Instructions to follow =>
Using the records that follow, work out the number of lines with the word "text" in them; reply with that number only.

Page and application data records =>

- Opening Delimiter -

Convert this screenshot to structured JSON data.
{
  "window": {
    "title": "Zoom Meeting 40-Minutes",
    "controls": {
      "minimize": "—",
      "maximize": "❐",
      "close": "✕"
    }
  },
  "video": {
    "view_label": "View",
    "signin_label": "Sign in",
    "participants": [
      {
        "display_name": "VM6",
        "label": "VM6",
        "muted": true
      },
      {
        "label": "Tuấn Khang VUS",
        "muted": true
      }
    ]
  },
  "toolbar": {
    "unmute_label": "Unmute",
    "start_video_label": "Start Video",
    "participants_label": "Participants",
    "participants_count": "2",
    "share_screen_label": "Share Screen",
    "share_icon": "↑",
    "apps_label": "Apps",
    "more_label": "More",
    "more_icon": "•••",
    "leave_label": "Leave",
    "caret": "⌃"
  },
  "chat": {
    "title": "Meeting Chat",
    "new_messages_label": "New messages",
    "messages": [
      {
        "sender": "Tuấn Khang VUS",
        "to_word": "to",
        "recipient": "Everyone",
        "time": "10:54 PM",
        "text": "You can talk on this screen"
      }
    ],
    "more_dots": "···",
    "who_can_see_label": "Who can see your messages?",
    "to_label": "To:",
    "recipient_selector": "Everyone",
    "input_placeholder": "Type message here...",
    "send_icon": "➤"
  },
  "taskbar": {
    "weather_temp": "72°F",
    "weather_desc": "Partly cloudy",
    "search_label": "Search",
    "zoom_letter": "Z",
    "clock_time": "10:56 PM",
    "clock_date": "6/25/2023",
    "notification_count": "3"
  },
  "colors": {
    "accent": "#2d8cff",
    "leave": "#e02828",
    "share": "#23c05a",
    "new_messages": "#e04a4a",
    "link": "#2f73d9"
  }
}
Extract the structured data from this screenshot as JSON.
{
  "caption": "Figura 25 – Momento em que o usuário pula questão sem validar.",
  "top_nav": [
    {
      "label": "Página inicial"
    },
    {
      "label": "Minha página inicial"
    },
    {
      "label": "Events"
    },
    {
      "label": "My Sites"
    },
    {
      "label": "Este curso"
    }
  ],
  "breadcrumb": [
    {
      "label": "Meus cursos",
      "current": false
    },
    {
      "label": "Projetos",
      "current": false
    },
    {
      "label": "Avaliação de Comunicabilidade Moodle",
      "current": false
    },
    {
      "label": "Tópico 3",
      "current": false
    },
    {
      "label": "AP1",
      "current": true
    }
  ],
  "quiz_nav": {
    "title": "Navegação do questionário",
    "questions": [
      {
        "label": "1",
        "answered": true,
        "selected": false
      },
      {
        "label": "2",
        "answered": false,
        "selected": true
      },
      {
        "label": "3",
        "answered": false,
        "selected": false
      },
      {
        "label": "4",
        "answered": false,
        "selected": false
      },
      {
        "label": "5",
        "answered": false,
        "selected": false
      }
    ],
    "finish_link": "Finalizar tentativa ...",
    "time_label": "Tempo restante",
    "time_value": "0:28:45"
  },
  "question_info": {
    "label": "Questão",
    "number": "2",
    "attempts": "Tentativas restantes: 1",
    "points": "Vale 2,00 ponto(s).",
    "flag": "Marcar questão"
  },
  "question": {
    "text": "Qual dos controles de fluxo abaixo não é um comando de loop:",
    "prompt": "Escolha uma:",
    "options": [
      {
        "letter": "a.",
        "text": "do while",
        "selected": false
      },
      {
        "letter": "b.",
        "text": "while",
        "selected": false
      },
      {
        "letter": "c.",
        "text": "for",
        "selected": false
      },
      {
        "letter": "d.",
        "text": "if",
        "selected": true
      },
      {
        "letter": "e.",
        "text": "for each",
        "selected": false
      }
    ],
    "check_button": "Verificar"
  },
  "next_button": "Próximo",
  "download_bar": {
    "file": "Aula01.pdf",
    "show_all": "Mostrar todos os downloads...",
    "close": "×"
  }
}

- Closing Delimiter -

Response to this task =>
7